By Paul Gable
Just a few more days remain until the first round of voting takes place in the 2017 Myrtle Beach city elections.
Mercifully, that means only a few days remain in this season of political speak which bears little to no resemblance to the truth.
We have heard Mayor John Rhodes and the two incumbent city councilmen running for re-election, Randal Wallace and Mike Lowder, tout how they passed the largest tax cut in the history of the state.
This is not true. They passed a one percent increase in the city sales tax, 80% of which pays the marketing budgets of the largest businesses in the tourism industry. As part of that legislation, the three incumbents and their cohorts on city council used most of the remaining 20% from that tax to give tax rebates on owner-occupied residences in the city, less than 25% of the total number of properties in the city.
The owners of the properties that benefit most from this tax rebate, those in the Dunes, Grande Dunes and Pine Lakes, are the same people who are the voting base and neighbors of at least five of the seven members of city council.
To sum it up, city council passed an increase in sales tax that is used to reduce the operating expenses of the largest businesses in the tourism industry and to reduce the amount of property tax paid by their neighbors and supporters.
And that sales tax increase is working, at least in the sense that it keeps getting the incumbents who voted for it re-elected.
Combine this manipulation of the tax story with the land grab taking place around the Superblock in downtown Myrtle Beach, for purposes unknown, and you have two good reasons for changing the direction of the city.
The explanation back near the beginning of the year that the city was buying up properties in the Superblock area to build a new library and children’s museum was just a cover story created quickly when it became known that the city was the mysterious purchaser of these properties.
During the few debates he attended, Rhodes said the library and children’s museum is “just an option” that was thrown out there. “It is not etched in stone.” Buying the properties was just the first step in spurring new development in the downtown and the city is looking for a public-private partnership to develop these properties.
The truth remains hidden about what the real plan is for downtown Myrtle Beach, but, I predict it will not be for the general welfare of the citizens.

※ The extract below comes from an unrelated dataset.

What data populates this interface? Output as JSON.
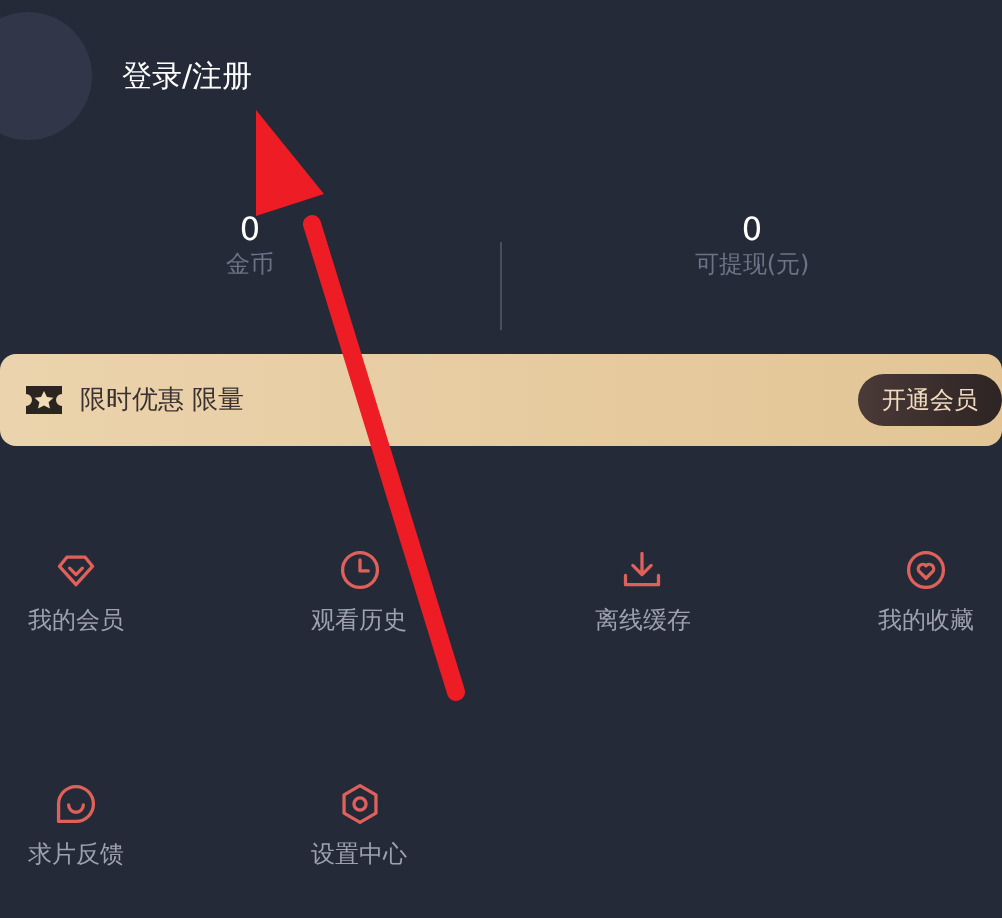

Rhodes said the city talked to the property owners in the Superblock area and they were not interested in upgrading their properties so buying the properties was the city’s answer. What his answer didn’t include was the reason city council authorized the use of eminent domain to acquire businesses that are thriving in the area. First step is “we have to take the buildings down,” according to Rhodes.
The second and succeeding steps remain a mystery to all but the very few who know, but refuse to tell, who will benefit from the use of public tax dollars in this area.
To divert attention from the self-serving and secret moves of the incumbents, we have been treated to childish videos attempting to ridicule mayoral candidates Ed Carey and Mark McBride and a mailer from a non-existent “South Carolina Industry Project” touting the accomplishments of the incumbents.
If they can ultimately be traced, a number of politicos in the area suspect the source of all three of those childish diversions will fall at the feet of Rhodes and the consultant he hired to run his campaign.
Political speak does not have to be truthful. By its very definition, it virtually can’t be. In the state of South Carolina, it is supposed to include the name and address of the individual or entity making it, but that is becoming less and less the case every election season.
Over the past 36 years or so, election campaigns and political speak have gotten further and further from the truth about what is really happening in government.
A general rule should be, those who speak it the loudest probably should not be elected.
A lead article in a local media outlet today says, “A troubled scene of drugs, homelessness, prostitution in the heart of Myrtle Beach.”
That, unfortunately, is the truth with the addition of the increasing amount of gun violence in the city.
That’s why the incumbents should not be re-elected.